MATERIALS PROVIDED: Begin

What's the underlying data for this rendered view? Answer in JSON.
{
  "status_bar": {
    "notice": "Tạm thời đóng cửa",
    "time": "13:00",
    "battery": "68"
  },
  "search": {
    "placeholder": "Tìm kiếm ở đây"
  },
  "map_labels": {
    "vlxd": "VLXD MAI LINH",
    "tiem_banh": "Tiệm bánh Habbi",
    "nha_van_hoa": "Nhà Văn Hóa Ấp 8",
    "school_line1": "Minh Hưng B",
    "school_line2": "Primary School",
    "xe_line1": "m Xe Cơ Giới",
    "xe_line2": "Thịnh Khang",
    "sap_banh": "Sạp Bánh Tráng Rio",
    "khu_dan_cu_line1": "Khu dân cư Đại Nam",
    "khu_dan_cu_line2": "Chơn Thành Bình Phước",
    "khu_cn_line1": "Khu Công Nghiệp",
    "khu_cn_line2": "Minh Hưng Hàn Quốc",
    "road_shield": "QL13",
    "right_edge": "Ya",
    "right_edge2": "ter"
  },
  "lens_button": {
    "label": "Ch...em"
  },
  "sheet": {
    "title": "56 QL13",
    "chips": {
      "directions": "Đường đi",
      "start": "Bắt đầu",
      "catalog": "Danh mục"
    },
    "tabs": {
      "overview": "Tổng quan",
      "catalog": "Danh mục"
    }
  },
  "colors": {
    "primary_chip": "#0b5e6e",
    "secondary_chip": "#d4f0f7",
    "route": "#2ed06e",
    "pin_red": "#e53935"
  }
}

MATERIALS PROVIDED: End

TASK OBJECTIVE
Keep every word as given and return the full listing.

REPLY TO THE TASK
What's the underlying data for this rendered view? Answer in JSON.
{
  "status_bar": {
    "notice": "Tạm thời đóng cửa",
    "time": "13:00",
    "battery": "68"
  },
  "search": {
    "placeholder": "Tìm kiếm ở đây"
  },
  "map_labels": {
    "vlxd": "VLXD MAI LINH",
    "tiem_banh": "Tiệm bánh Habbi",
    "nha_van_hoa": "Nhà Văn Hóa Ấp 8",
    "school_line1": "Minh Hưng B",
    "school_line2": "Primary School",
    "xe_line1": "m Xe Cơ Giới",
    "xe_line2": "Thịnh Khang",
    "sap_banh": "Sạp Bánh Tráng Rio",
    "khu_dan_cu_line1": "Khu dân cư Đại Nam",
    "khu_dan_cu_line2": "Chơn Thành Bình Phước",
    "khu_cn_line1": "Khu Công Nghiệp",
    "khu_cn_line2": "Minh Hưng Hàn Quốc",
    "road_shield": "QL13",
    "right_edge": "Ya",
    "right_edge2": "ter"
  },
  "lens_button": {
    "label": "Ch...em"
  },
  "sheet": {
    "title": "56 QL13",
    "chips": {
      "directions": "Đường đi",
      "start": "Bắt đầu",
      "catalog": "Danh mục"
    },
    "tabs": {
      "overview": "Tổng quan",
      "catalog": "Danh mục"
    }
  },
  "colors": {
    "primary_chip": "#0b5e6e",
    "secondary_chip": "#d4f0f7",
    "route": "#2ed06e",
    "pin_red": "#e53935"
  }
}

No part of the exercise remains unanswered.